The six cycloartanes tested demonstrated varying activity against the four leukemia cancer cell lines with IC50 values ranging from 1.83 μM to 18.3 μM. Five out of the six cycloartanes demonstrated activity, while one was inactive against all four cell lines. The preliminary activity demonstrated by the Jamaican ball moss and its cycloartanes against selected leukemia cell lines continues to throw light on the broad anticancer activity of ball moss.
Further studies to evaluate the efficacy of these molecules in other leukemia cell lines are required in order to validate the activity of these molecules, as well as to determine their mechanisms of action and ascertain the activity in vivo in order to establish efficacy and safety profiles.
Promising Efficacy of the Cola acuminata Plant: A Mini Review
Henry I. C. Lowe, Charah T. Watson, Simone Badal, Patrice Peart, Ngeh J. Toyang, Joseph Bryant
Cola acuminata also known as the bissy nut extract was originally endemic to Africa but is now present in a number of tropical countries including Jamaica. Despite its rich history of ethnomedicinal use and promising bioactivity, there still exists limited research on this plant.
Exploring and compiling the ethnomedicinal usage, identified bioactivities and isolates of C.acuminata will prove useful in steering future directional research with the hope of reaping the plant’s full beneficial properties. The plant’s traditional use encompass; cancer treatment, an antidote for poisoning, suppressing one’s appetite, increasing alertness, treating migraine and motion sickness, obtaining a state of euphoria in addition to being used in certain traditional practices.
Because of the plant’s copious ethnomedicinal use, researchers were led to believe that the low incidence of prostate cancer evidenced amongst Asians could be as a result of phytochemicals present in the bissy nut. Research conducted in our lab confirmed the anti-cancer potential of the plant and recent research has identified a number of secondary metabolites present in C. acuminata which could be responsible for the observed bioactivities.
The plant has also shown promise as an anti-microbial agent. This paper confirms the efficacy of the bissy nut plant both as an ethnomedicine as well as warranting further research that may prove useful both in the pharmaceutical and nutraceutical industries.
Specific RSK Kinase Inhibition by Dibenzyl Trisulfide and Implication for Therapeutic Treatment of Cancer.
Henry Lowe; Caroline O B Facey; Ngeh Toyang; Joseph Bryant

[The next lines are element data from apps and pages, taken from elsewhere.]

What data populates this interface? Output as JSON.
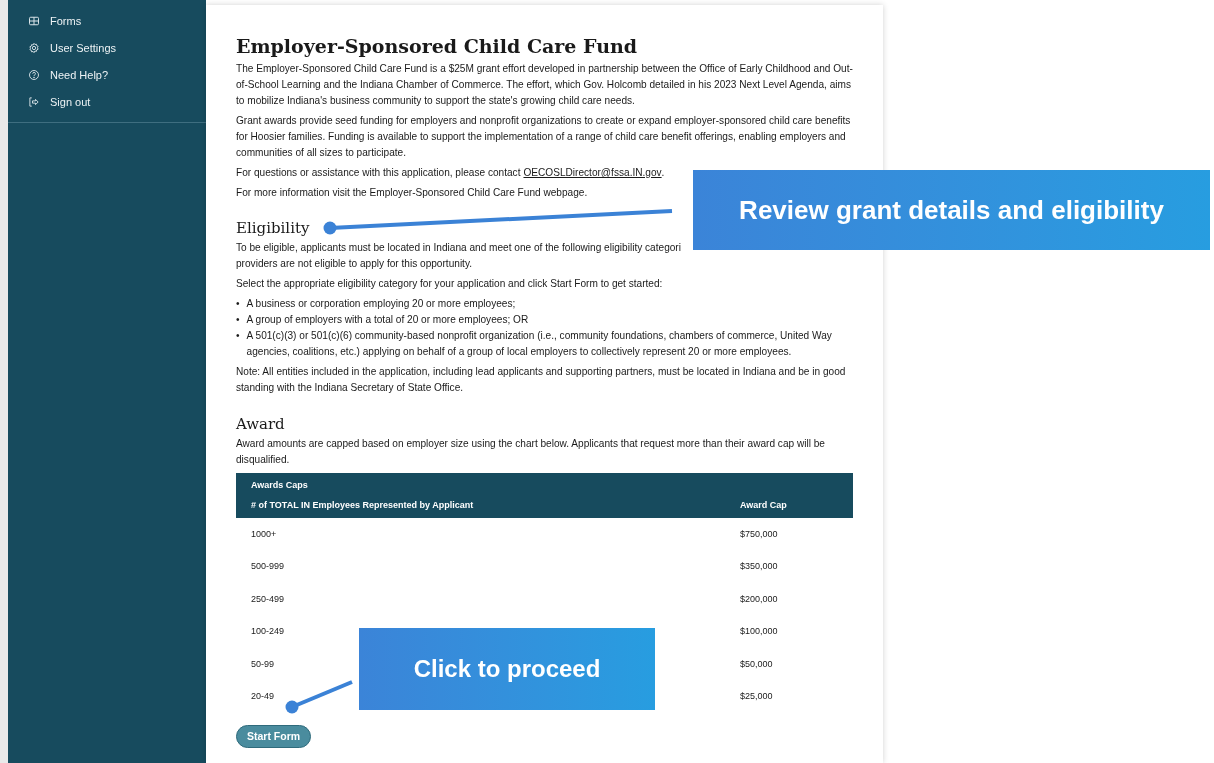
{
  "sidebar": {
    "items": [
      {
        "label": "Forms"
      },
      {
        "label": "User Settings"
      },
      {
        "label": "Need Help?"
      },
      {
        "label": "Sign out"
      }
    ]
  },
  "page": {
    "title": "Employer-Sponsored Child Care Fund",
    "intro": [
      "The Employer-Sponsored Child Care Fund is a $25M grant effort developed in partnership between the Office of Early Childhood and Out-of-School Learning and the Indiana Chamber of Commerce. The effort, which Gov. Holcomb detailed in his 2023 Next Level Agenda, aims to mobilize Indiana's business community to support the state's growing child care needs.",
      "Grant awards provide seed funding for employers and nonprofit organizations to create or expand employer-sponsored child care benefits for Hoosier families. Funding is available to support the implementation of a range of child care benefit offerings, enabling employers and communities of all sizes to participate."
    ],
    "contact_text": "For questions or assistance with this application, please contact",
    "contact_link": "OECOSLDirector@fssa.IN.gov",
    "contact_end": ".",
    "more_info": "For more information visit the Employer-Sponsored Child Care Fund webpage.",
    "eligibility": {
      "heading": "Eligibility",
      "intro_line_1": "To be eligible, applicants must be located in Indiana and meet one of the following eligibility categori",
      "intro_line_2": "providers are not eligible to apply for this opportunity.",
      "select_text": "Select the appropriate eligibility category for your application and click Start Form to get started:",
      "bullets": [
        "A business or corporation employing 20 or more employees;",
        "A group of employers with a total of 20 or more employees; OR",
        "A 501(c)(3) or 501(c)(6) community-based nonprofit organization (i.e., community foundations, chambers of commerce, United Way agencies, coalitions, etc.) applying on behalf of a group of local employers to collectively represent 20 or more employees."
      ],
      "bullet_mark": "•",
      "note": "Note: All entities included in the application, including lead applicants and supporting partners, must be located in Indiana and be in good standing with the Indiana Secretary of State Office."
    },
    "award": {
      "heading": "Award",
      "text": "Award amounts are capped based on employer size using the chart below. Applicants that request more than their award cap will be disqualified.",
      "table": {
        "caption": "Awards Caps",
        "columns": [
          "# of TOTAL IN Employees Represented by Applicant",
          "Award Cap"
        ],
        "rows": [
          [
            "1000+",
            "$750,000"
          ],
          [
            "500-999",
            "$350,000"
          ],
          [
            "250-499",
            "$200,000"
          ],
          [
            "100-249",
            "$100,000"
          ],
          [
            "50-99",
            "$50,000"
          ],
          [
            "20-49",
            "$25,000"
          ]
        ]
      }
    },
    "start_button": "Start Form"
  },
  "callouts": [
    {
      "text": "Review grant details and eligibility"
    },
    {
      "text": "Click to proceed"
    }
  ]
}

Anticancer research (Impact Factor: 1.87). 04/2014; 34(4):1637-41.
The Jamaican "Guinea Hen Weed" (HIV L.) plant has been traditionally used in folklore medicine to treat a variety of diseases including cancer. In the present study, we investigated on the therapeutic feasibility of dibenzyl trisulfide (DTS) (isolated from the Jamaican Guinea Hen (Weed) as a potent small-molecule kinase inhibitor to treat cancer.
We investigated the inhibitory effects of DTS against a large panel of kinases using a well- established competitive binding assay. Cell proliferation data were obtained using the WST-1 colorimetric assay.
DTS inhibited the activity of the C-terminal kinase domain of RSK1 (80% compared to control) with a Kd of 1.3 μM. Anti-proliferative effects of DTS were observed in small lung, pancreatic, breast, and prostate cancer cells with IC50 values ranging from 0.34-0.84 μM.
We have identified DTS as a highly selective and isoform-specific RSK1 kinase inhibitor with broad cancer therapeutic potential.